Assignment — From the records below, copy out each line that has the word "files".
*** Block opens ***
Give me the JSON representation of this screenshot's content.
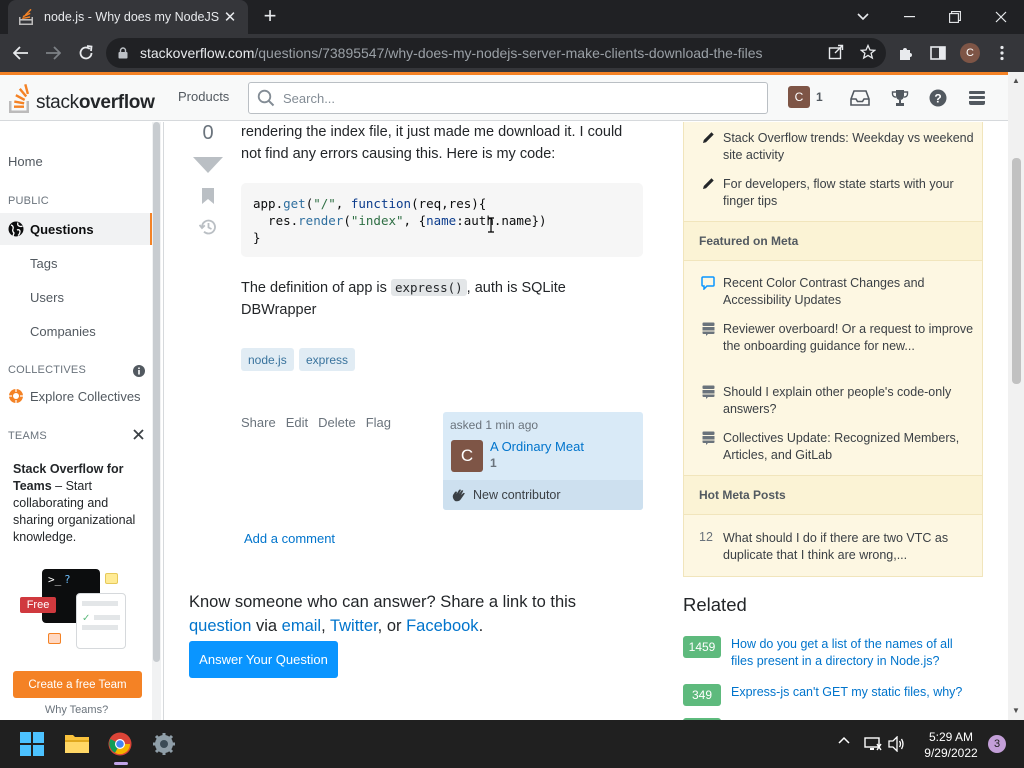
{
  "browser": {
    "tab_title": "node.js - Why does my NodeJS S",
    "url_host": "stackoverflow.com",
    "url_path": "/questions/73895547/why-does-my-nodejs-server-make-clients-download-the-files",
    "profile_initial": "C"
  },
  "header": {
    "logo_light": "stack",
    "logo_bold": "overflow",
    "products": "Products",
    "search_placeholder": "Search...",
    "user_initial": "C",
    "reputation": "1"
  },
  "leftnav": {
    "home": "Home",
    "public_head": "PUBLIC",
    "questions": "Questions",
    "tags": "Tags",
    "users": "Users",
    "companies": "Companies",
    "collectives_head": "COLLECTIVES",
    "explore_collectives": "Explore Collectives",
    "teams_head": "TEAMS",
    "teams_title": "Stack Overflow for Teams",
    "teams_body": " – Start collaborating and sharing organizational knowledge.",
    "free_badge": "Free",
    "create_team": "Create a free Team",
    "why_teams": "Why Teams?"
  },
  "question": {
    "votes": "0",
    "text_line1": "rendering the index file, it just made me download it. I could",
    "text_line2": "not find any errors causing this. Here is my code:",
    "code": {
      "l1_a": "app.",
      "l1_fn": "get",
      "l1_b": "(",
      "l1_str": "\"/\"",
      "l1_c": ", ",
      "l1_kw": "function",
      "l1_d": "(req,res){",
      "l2_a": "  res.",
      "l2_fn": "render",
      "l2_b": "(",
      "l2_str": "\"index\"",
      "l2_c": ", {",
      "l2_kw": "name",
      "l2_d": ":auth.name})",
      "l3": "}"
    },
    "def_a": "The definition of app is ",
    "def_code": "express()",
    "def_b": ", auth is SQLite",
    "def_c": "DBWrapper",
    "tags": [
      "node.js",
      "express"
    ],
    "menu": [
      "Share",
      "Edit",
      "Delete",
      "Flag"
    ],
    "asked": "asked 1 min ago",
    "author_initial": "C",
    "author": "A Ordinary Meat",
    "author_rep": "1",
    "new_contributor": "New contributor",
    "add_comment": "Add a comment",
    "know_a": "Know someone who can answer? Share a link to this ",
    "know_question": "question",
    "know_via": " via ",
    "know_email": "email",
    "know_comma": ", ",
    "know_twitter": "Twitter",
    "know_or": ", or ",
    "know_facebook": "Facebook",
    "know_end": ".",
    "answer_button": "Answer Your Question"
  },
  "sidebar": {
    "blog_items": [
      "Stack Overflow trends: Weekday vs weekend site activity",
      "For developers, flow state starts with your finger tips"
    ],
    "meta_head": "Featured on Meta",
    "meta_items": [
      "Recent Color Contrast Changes and Accessibility Updates",
      "Reviewer overboard! Or a request to improve the onboarding guidance for new...",
      "Should I explain other people's code-only answers?",
      "Collectives Update: Recognized Members, Articles, and GitLab"
    ],
    "hot_head": "Hot Meta Posts",
    "hot_count": "12",
    "hot_item": "What should I do if there are two VTC as duplicate that I think are wrong,...",
    "related_title": "Related",
    "related": [
      {
        "score": "1459",
        "title": "How do you get a list of the names of all files present in a directory in Node.js?"
      },
      {
        "score": "349",
        "title": "Express-js can't GET my static files, why?"
      }
    ]
  },
  "taskbar": {
    "time": "5:29 AM",
    "date": "9/29/2022",
    "notifications": "3"
  },
  "colors": {
    "so_orange": "#f48225",
    "so_blue": "#0a95ff",
    "link_blue": "#0074cc",
    "yellow_box": "#fdf7e2",
    "accepted_green": "#5eba7d"
  }
}
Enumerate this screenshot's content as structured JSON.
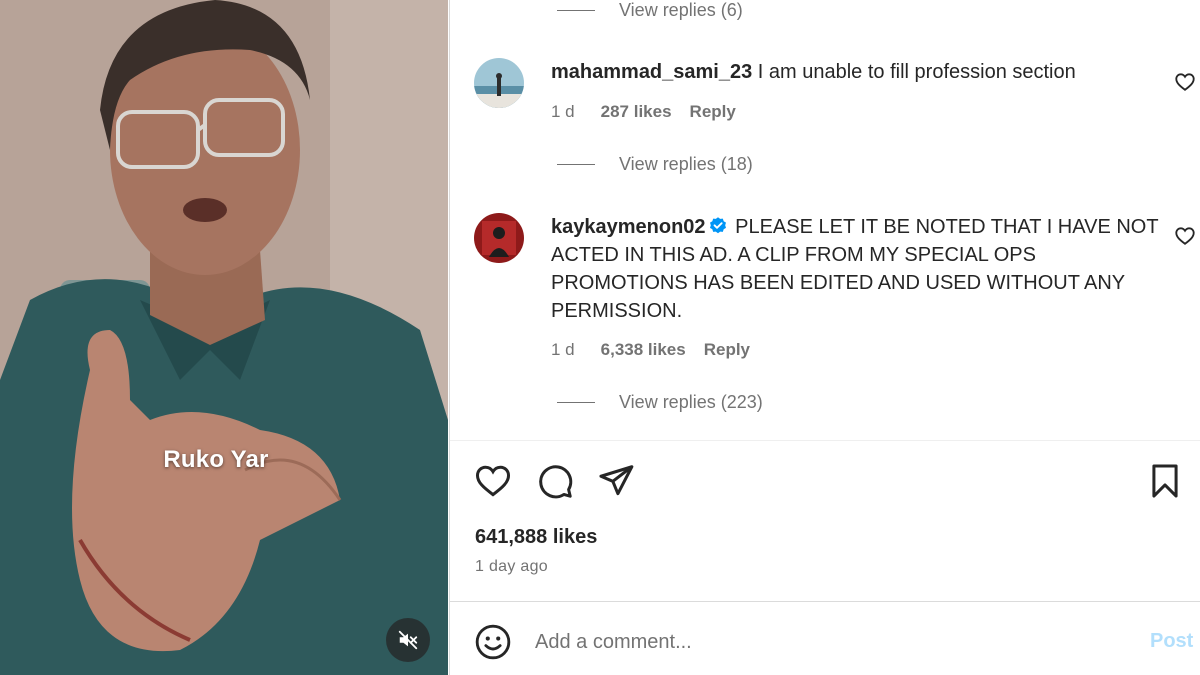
{
  "video": {
    "caption": "Ruko Yar",
    "mute_icon": "speaker-muted-icon"
  },
  "comments": {
    "view_replies_top": "View replies (6)",
    "items": [
      {
        "username": "mahammad_sami_23",
        "text": "I am unable to fill profession section",
        "time": "1 d",
        "likes": "287 likes",
        "reply": "Reply",
        "view_replies": "View replies (18)",
        "verified": false
      },
      {
        "username": "kaykaymenon02",
        "text": "PLEASE LET IT BE NOTED THAT I HAVE NOT ACTED IN THIS AD. A CLIP FROM MY SPECIAL OPS PROMOTIONS HAS BEEN EDITED AND USED WITHOUT ANY PERMISSION.",
        "time": "1 d",
        "likes": "6,338 likes",
        "reply": "Reply",
        "view_replies": "View replies (223)",
        "verified": true
      }
    ]
  },
  "post": {
    "likes": "641,888 likes",
    "posted": "1 day ago"
  },
  "add_comment": {
    "placeholder": "Add a comment...",
    "post_label": "Post"
  },
  "colors": {
    "text": "#262626",
    "muted": "#737373",
    "verified": "#0095f6",
    "post_disabled": "#b2dffc",
    "divider": "#dbdbdb"
  },
  "icons": [
    "heart-icon",
    "comment-icon",
    "share-icon",
    "bookmark-icon",
    "emoji-icon",
    "verified-badge-icon",
    "speaker-muted-icon"
  ]
}
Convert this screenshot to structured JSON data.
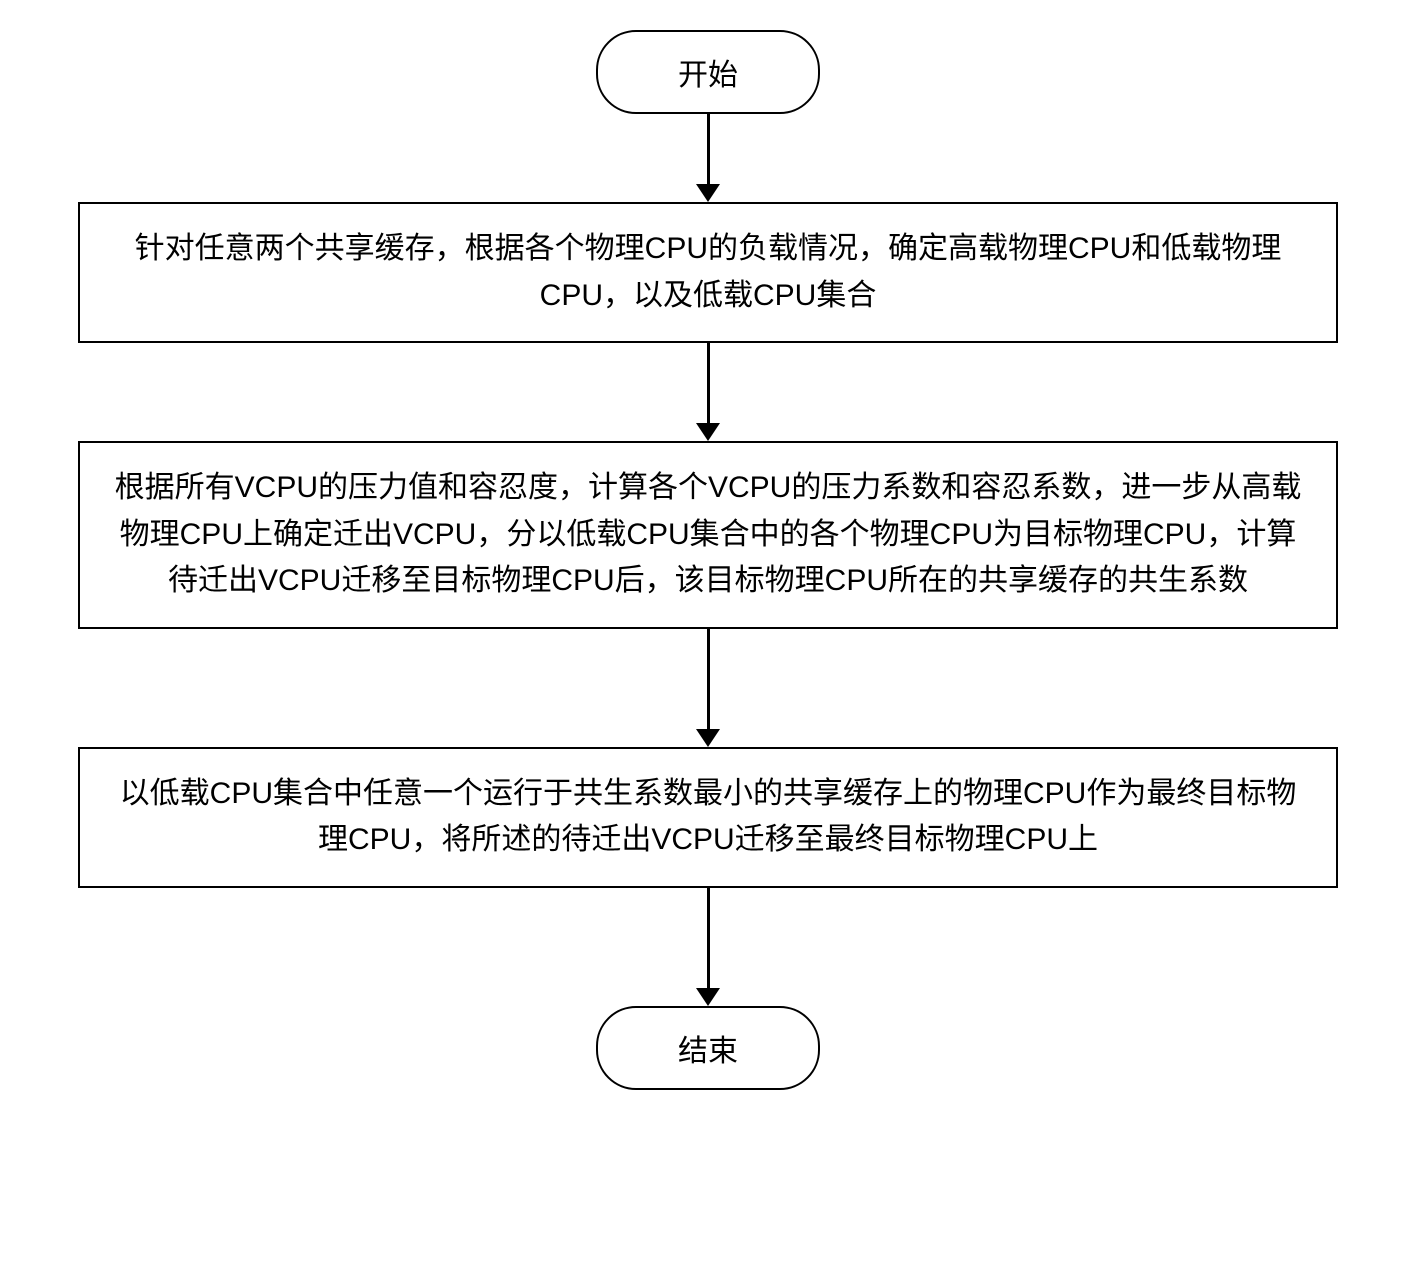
{
  "flow": {
    "start": "开始",
    "step1": "针对任意两个共享缓存，根据各个物理CPU的负载情况，确定高载物理CPU和低载物理CPU，以及低载CPU集合",
    "step2": "根据所有VCPU的压力值和容忍度，计算各个VCPU的压力系数和容忍系数，进一步从高载物理CPU上确定迁出VCPU，分以低载CPU集合中的各个物理CPU为目标物理CPU，计算待迁出VCPU迁移至目标物理CPU后，该目标物理CPU所在的共享缓存的共生系数",
    "step3": "以低载CPU集合中任意一个运行于共生系数最小的共享缓存上的物理CPU作为最终目标物理CPU，将所述的待迁出VCPU迁移至最终目标物理CPU上",
    "end": "结束"
  }
}
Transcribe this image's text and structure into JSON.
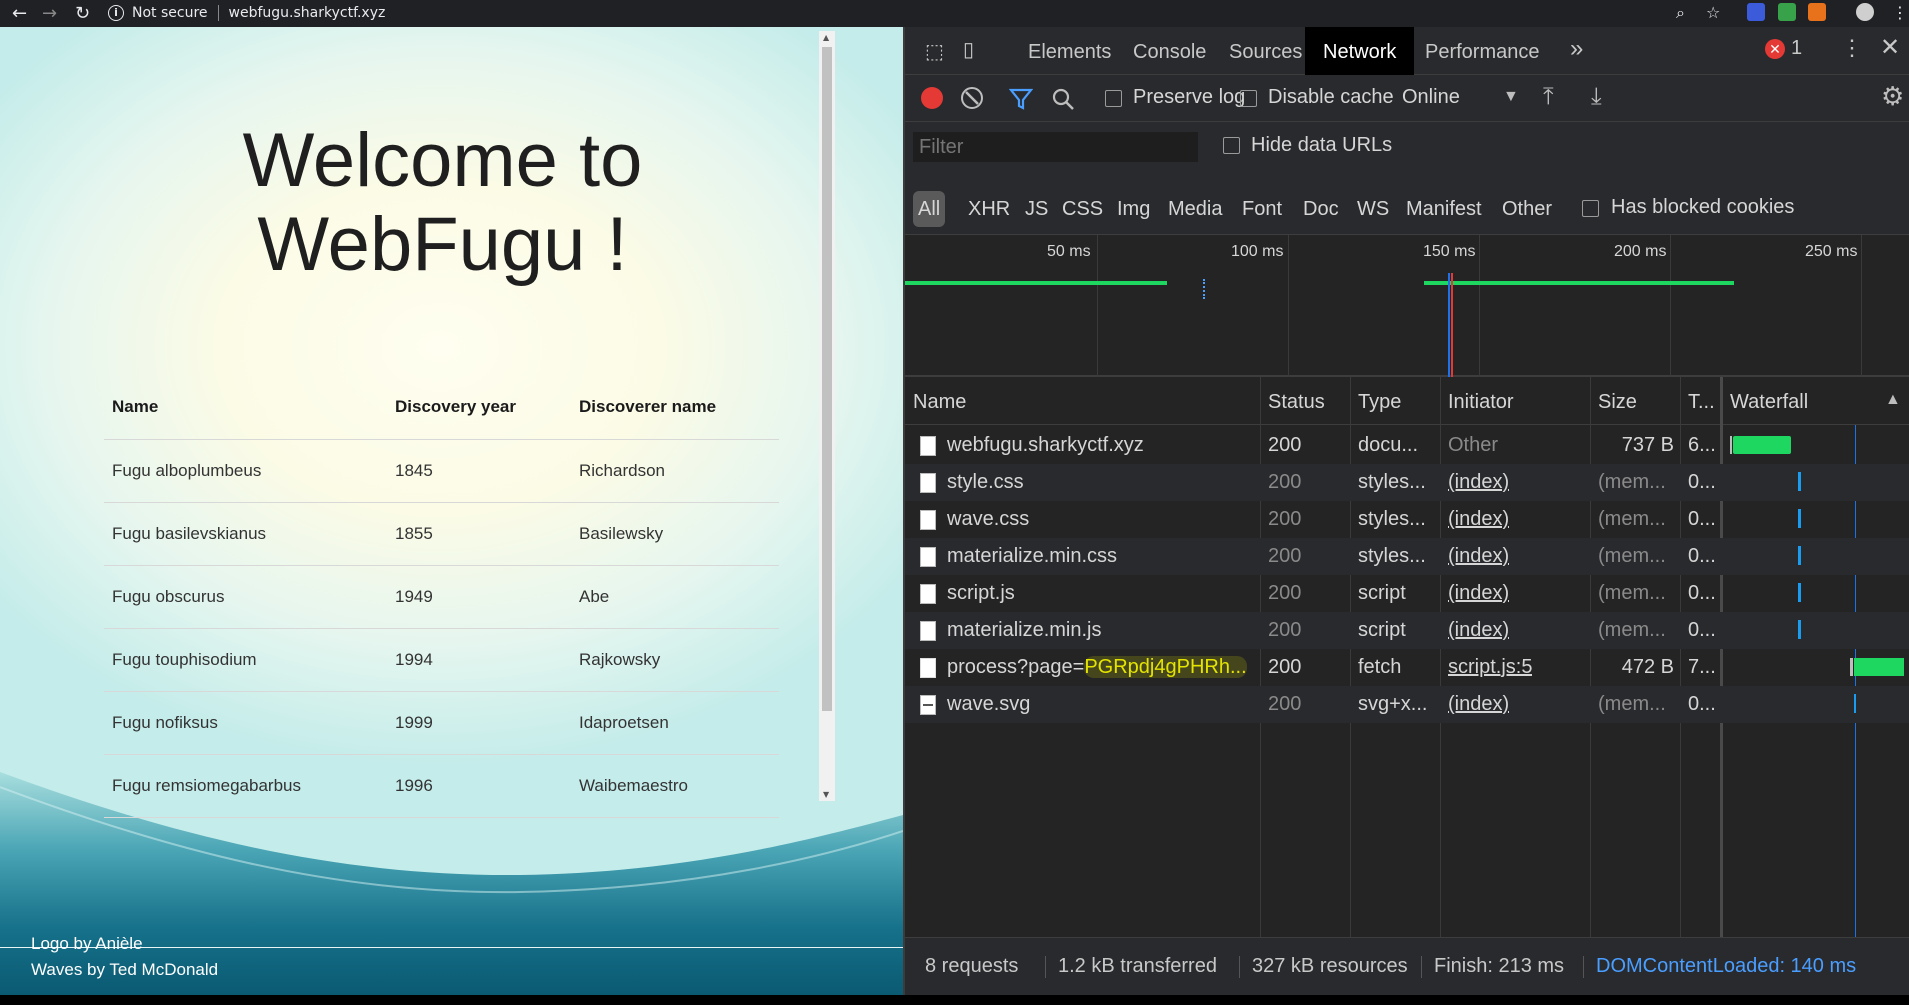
{
  "browser": {
    "security_label": "Not secure",
    "url": "webfugu.sharkyctf.xyz"
  },
  "page": {
    "title_line1": "Welcome to",
    "title_line2": "WebFugu !",
    "table": {
      "headers": [
        "Name",
        "Discovery year",
        "Discoverer name"
      ],
      "rows": [
        [
          "Fugu alboplumbeus",
          "1845",
          "Richardson"
        ],
        [
          "Fugu basilevskianus",
          "1855",
          "Basilewsky"
        ],
        [
          "Fugu obscurus",
          "1949",
          "Abe"
        ],
        [
          "Fugu touphisodium",
          "1994",
          "Rajkowsky"
        ],
        [
          "Fugu nofiksus",
          "1999",
          "Idaproetsen"
        ],
        [
          "Fugu remsiomegabarbus",
          "1996",
          "Waibemaestro"
        ]
      ]
    },
    "credits": [
      "Logo by Anièle",
      "Waves by Ted McDonald"
    ],
    "colors": {
      "wave_light": "#a8dede",
      "wave_dark": "#0a5a72"
    }
  },
  "devtools": {
    "tabs": [
      "Elements",
      "Console",
      "Sources",
      "Network",
      "Performance"
    ],
    "active_tab": "Network",
    "more_tabs": "»",
    "error_count": "1",
    "toolbar": {
      "preserve_log": "Preserve log",
      "disable_cache": "Disable cache",
      "throttle": "Online"
    },
    "filter": {
      "placeholder": "Filter",
      "hide_data_urls": "Hide data URLs",
      "types": [
        "All",
        "XHR",
        "JS",
        "CSS",
        "Img",
        "Media",
        "Font",
        "Doc",
        "WS",
        "Manifest",
        "Other"
      ],
      "active_type": "All",
      "has_blocked_cookies": "Has blocked cookies"
    },
    "overview_ticks": [
      "50 ms",
      "100 ms",
      "150 ms",
      "200 ms",
      "250 ms"
    ],
    "columns": [
      "Name",
      "Status",
      "Type",
      "Initiator",
      "Size",
      "T...",
      "Waterfall"
    ],
    "requests": [
      {
        "name": "webfugu.sharkyctf.xyz",
        "status": "200",
        "type": "docu...",
        "initiator": "Other",
        "size": "737 B",
        "time": "6..."
      },
      {
        "name": "style.css",
        "status": "200",
        "type": "styles...",
        "initiator": "(index)",
        "size": "(mem...",
        "time": "0..."
      },
      {
        "name": "wave.css",
        "status": "200",
        "type": "styles...",
        "initiator": "(index)",
        "size": "(mem...",
        "time": "0..."
      },
      {
        "name": "materialize.min.css",
        "status": "200",
        "type": "styles...",
        "initiator": "(index)",
        "size": "(mem...",
        "time": "0..."
      },
      {
        "name": "script.js",
        "status": "200",
        "type": "script",
        "initiator": "(index)",
        "size": "(mem...",
        "time": "0..."
      },
      {
        "name": "materialize.min.js",
        "status": "200",
        "type": "script",
        "initiator": "(index)",
        "size": "(mem...",
        "time": "0..."
      },
      {
        "name_prefix": "process?page=",
        "name_highlight": "PGRpdj4gPHRh...",
        "status": "200",
        "type": "fetch",
        "initiator": "script.js:5",
        "size": "472 B",
        "time": "7..."
      },
      {
        "name": "wave.svg",
        "status": "200",
        "type": "svg+x...",
        "initiator": "(index)",
        "size": "(mem...",
        "time": "0..."
      }
    ],
    "status_bar": {
      "requests": "8 requests",
      "transferred": "1.2 kB transferred",
      "resources": "327 kB resources",
      "finish": "Finish: 213 ms",
      "dom_content_loaded": "DOMContentLoaded: 140 ms"
    },
    "colors": {
      "bar_green": "#1ed760",
      "dcl_blue": "#1a73e8",
      "highlight": "#e4e400"
    }
  }
}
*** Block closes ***
Written response —
    "url_path": "/questions/73895547/why-does-my-nodejs-server-make-clients-download-the-files",
        "title": "How do you get a list of the names of all files present in a directory in Node.js?"
        "title": "Express-js can't GET my static files, why?"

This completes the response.